Secularist Rituals in the US: Solidarity and Legitimization

  • Richard CiminoEmail author
  • Christopher Smith
Part of the Boundaries of Religious Freedom: Regulating Religion in Diverse Societies book series (BOREFRRERE, volume 2)


In a responding to the new atheism, some secularist groups and leaders have been advocating a more positive atheism that seeks to create non-theist alternatives to traditional religion. These alternatives include rites-of-passage usually associated with religious services, such as funerals, These rituals can also include secularist public events ridiculing and protesting religion in order to foster a positive atheist group identity. We examine specific secular rituals organized by secular humanist groups, arguing that such rituals serve both a function of creating solidarity among participants as well as legitimizing secularism to the wider society. We specifically look at the celebration of Darwin Day and how it plays a legitimizing function among secularist groups. At the same time, the use of rituals has divided American secularists.


Intelligent Design Rational Emotive Behavior Therapy Ethical Culture Wedding Ceremony Identity Commitment 
These keywords were added by machine and not by the authors. This process is experimental and the keywords may be updated as the learning algorithm improves.

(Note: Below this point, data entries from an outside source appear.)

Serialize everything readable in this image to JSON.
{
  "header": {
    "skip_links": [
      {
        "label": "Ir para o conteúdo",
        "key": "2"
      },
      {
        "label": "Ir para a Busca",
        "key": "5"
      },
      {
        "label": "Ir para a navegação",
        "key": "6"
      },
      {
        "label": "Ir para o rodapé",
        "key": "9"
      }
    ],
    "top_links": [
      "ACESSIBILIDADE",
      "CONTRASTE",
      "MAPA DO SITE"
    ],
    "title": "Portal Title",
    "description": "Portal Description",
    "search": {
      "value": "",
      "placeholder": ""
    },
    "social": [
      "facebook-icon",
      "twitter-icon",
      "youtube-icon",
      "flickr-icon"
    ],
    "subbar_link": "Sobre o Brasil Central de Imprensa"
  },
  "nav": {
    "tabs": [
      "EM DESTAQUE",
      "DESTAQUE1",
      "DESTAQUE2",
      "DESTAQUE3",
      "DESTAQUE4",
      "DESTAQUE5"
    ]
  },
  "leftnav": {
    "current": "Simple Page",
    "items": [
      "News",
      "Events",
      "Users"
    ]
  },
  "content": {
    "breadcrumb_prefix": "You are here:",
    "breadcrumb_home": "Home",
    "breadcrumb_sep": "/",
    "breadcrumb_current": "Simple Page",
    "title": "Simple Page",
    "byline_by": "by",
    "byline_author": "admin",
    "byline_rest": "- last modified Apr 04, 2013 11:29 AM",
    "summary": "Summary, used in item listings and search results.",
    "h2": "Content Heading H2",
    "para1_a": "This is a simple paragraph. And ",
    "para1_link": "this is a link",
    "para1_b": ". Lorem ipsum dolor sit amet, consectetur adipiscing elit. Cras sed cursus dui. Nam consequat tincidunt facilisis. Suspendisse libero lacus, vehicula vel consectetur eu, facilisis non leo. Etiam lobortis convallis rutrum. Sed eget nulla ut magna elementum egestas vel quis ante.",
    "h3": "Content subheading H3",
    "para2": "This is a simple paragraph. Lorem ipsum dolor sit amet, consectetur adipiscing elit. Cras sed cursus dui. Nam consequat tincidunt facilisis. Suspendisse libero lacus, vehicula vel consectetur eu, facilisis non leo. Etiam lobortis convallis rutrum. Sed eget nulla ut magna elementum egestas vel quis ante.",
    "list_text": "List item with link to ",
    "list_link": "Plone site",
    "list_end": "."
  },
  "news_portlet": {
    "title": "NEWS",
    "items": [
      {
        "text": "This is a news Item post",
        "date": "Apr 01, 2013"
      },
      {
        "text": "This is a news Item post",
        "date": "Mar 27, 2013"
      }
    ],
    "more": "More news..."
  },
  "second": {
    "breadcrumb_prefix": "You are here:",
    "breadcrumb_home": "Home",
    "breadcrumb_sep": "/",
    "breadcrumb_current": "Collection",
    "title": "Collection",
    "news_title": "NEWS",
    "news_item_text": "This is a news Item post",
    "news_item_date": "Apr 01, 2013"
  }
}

  1. Budd, Susan. 1977. Varieties of unbelief. London: Heinemann.Google Scholar
  2. Center for Inquiry. 2012. Unpublished ritual texts from Secular Celebrant Program.
  3. Collins, Randall. 2010. The micro-sociology of religion: Religious practices, collective and individual, ARDA Guiding Paper Series. State College: The Association of Religion Data Archives at Pennsylvania State University. Scholar
  4. De Botton, Alain. 2012. Religion for atheists: A non-believer’s guide to the uses of religion. New York: Pantheon.Google Scholar
  5. Epstein, Greg M. 2009. Good without God. New York: William Morrow.Google Scholar
  6. Flynn, Tom. 2005. Glimpses of nirvana. Free Inquiry 25(2).
  7. Flynn, Tom. 2012. Why seculars still don’t sing: Response to James Croft.
  8. Harris, Sam. 2004. The end of faith: Religion, terror, and the future of reason. New York: W.W. Norton.Google Scholar
  9. Harris, Sam. 2007. The problem with atheism. Paper presented at the Atheist Alliance conference, Washington DC, September 28.Google Scholar
  10. Hunsberger, Bruce E., and Bob Altemeyer. 2006. Atheists: A groundbreaking study of America’s nonbelievers. Amherst: Prometheus Books.Google Scholar
  11. Kurtz, Paul. 2008. Secular humanist convictions. Secular Humanist Bulletin 24(1): 2.Google Scholar
  12. Lawton, Graham. 2012. The God issue: Alain de Botton’s religion for atheists. New Scientist 213(2856): 48.CrossRefGoogle Scholar
  13. Myers, P.Z. 2011a. Atheist church? No thank you. Freethought Blogs, October 17.
  14. Myers, P.Z. 2011b. A common atheist delusion. Freethought Blogs, December 14.
  15. Myers, P.Z. 2012. I’m officially disgusted with Alain de Botton. Freethought Blogs, February 28.
  16. Pasquale, Frank. 2010. A portrait of secular group affiliates. In Atheism and secularity: Volume 1: Issues, concepts and definitions, ed. Phil Zuckerman, 43–47. Santa Barbara: Prager.Google Scholar
  17. Smith, Jesse. 2011. Becoming an atheist in America. Sociology of Religion 72(5): 215–337.CrossRefGoogle Scholar
  18. Snider, Chris. 2005. Five questions with Sam Harris. The Eudaimonist Newsletter 7(1): 1–3.Google Scholar
  19. Wilson, Jane. 1990. Funerals without God. Buffalo: Prometheus Books.Google Scholar

Copyright information

© Springer International Publishing Switzerland 2015

Authors and Affiliations

  1. 1.Department of SociologyHofstra UniversityHempsteadUSA

Personalised recommendations